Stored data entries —

----------------

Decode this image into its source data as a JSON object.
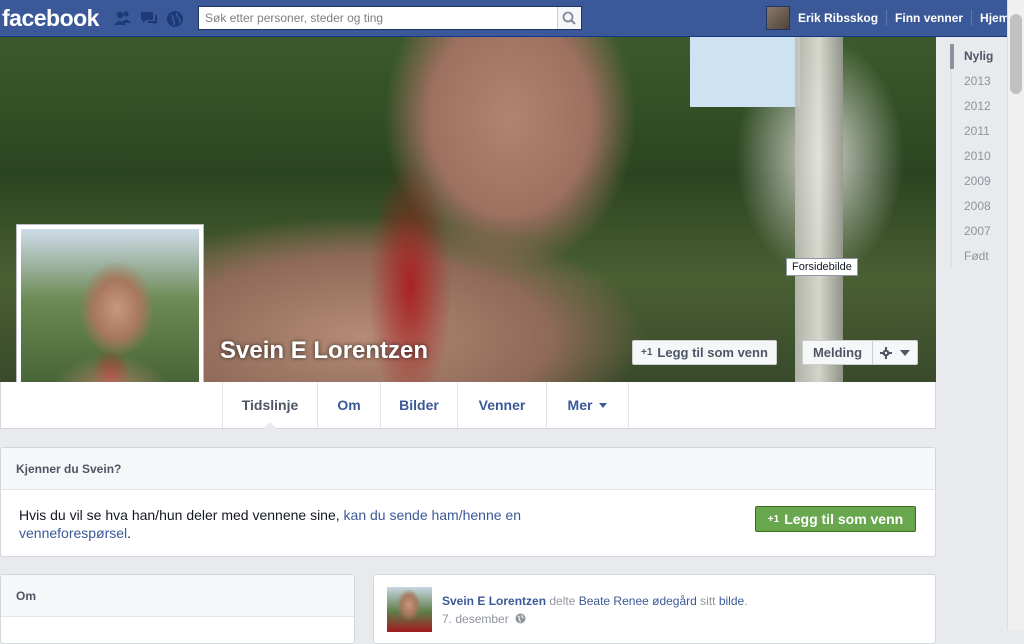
{
  "topbar": {
    "logo": "facebook",
    "search_placeholder": "Søk etter personer, steder og ting",
    "user_name": "Erik Ribsskog",
    "find_friends": "Finn venner",
    "home": "Hjem"
  },
  "profile": {
    "name": "Svein E Lorentzen",
    "cover_label": "Forsidebilde",
    "add_friend_label": "Legg til som venn",
    "message_label": "Melding",
    "plus_one": "+1"
  },
  "tabs": [
    {
      "label": "Tidslinje"
    },
    {
      "label": "Om"
    },
    {
      "label": "Bilder"
    },
    {
      "label": "Venner"
    },
    {
      "label": "Mer"
    }
  ],
  "know_card": {
    "header": "Kjenner du Svein?",
    "text_plain": "Hvis du vil se hva han/hun deler med vennene sine, ",
    "text_link": "kan du sende ham/henne en venneforespørsel",
    "text_end": ".",
    "button_label": "Legg til som venn"
  },
  "om_card": {
    "header": "Om"
  },
  "post": {
    "author": "Svein E Lorentzen",
    "verb": " delte ",
    "target": "Beate Renee ødegård",
    "mid": " sitt ",
    "object": "bilde",
    "end": ".",
    "date": "7. desember"
  },
  "timeline_nav": [
    "Nylig",
    "2013",
    "2012",
    "2011",
    "2010",
    "2009",
    "2008",
    "2007",
    "Født"
  ],
  "colors": {
    "topbar": "#3b5998",
    "link": "#3b5998",
    "green_button": "#69a74e",
    "background": "#e9eaed"
  }
}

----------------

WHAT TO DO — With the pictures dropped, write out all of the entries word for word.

SOLUTION TO THIS EXERCISE —
Decode this image into its source data as a JSON object.
{
  "topbar": {
    "logo": "facebook",
    "search_placeholder": "Søk etter personer, steder og ting",
    "user_name": "Erik Ribsskog",
    "find_friends": "Finn venner",
    "home": "Hjem"
  },
  "profile": {
    "name": "Svein E Lorentzen",
    "cover_label": "Forsidebilde",
    "add_friend_label": "Legg til som venn",
    "message_label": "Melding",
    "plus_one": "+1"
  },
  "tabs": [
    {
      "label": "Tidslinje"
    },
    {
      "label": "Om"
    },
    {
      "label": "Bilder"
    },
    {
      "label": "Venner"
    },
    {
      "label": "Mer"
    }
  ],
  "know_card": {
    "header": "Kjenner du Svein?",
    "text_plain": "Hvis du vil se hva han/hun deler med vennene sine, ",
    "text_link": "kan du sende ham/henne en venneforespørsel",
    "text_end": ".",
    "button_label": "Legg til som venn"
  },
  "om_card": {
    "header": "Om"
  },
  "post": {
    "author": "Svein E Lorentzen",
    "verb": " delte ",
    "target": "Beate Renee ødegård",
    "mid": " sitt ",
    "object": "bilde",
    "end": ".",
    "date": "7. desember"
  },
  "timeline_nav": [
    "Nylig",
    "2013",
    "2012",
    "2011",
    "2010",
    "2009",
    "2008",
    "2007",
    "Født"
  ],
  "colors": {
    "topbar": "#3b5998",
    "link": "#3b5998",
    "green_button": "#69a74e",
    "background": "#e9eaed"
  }
}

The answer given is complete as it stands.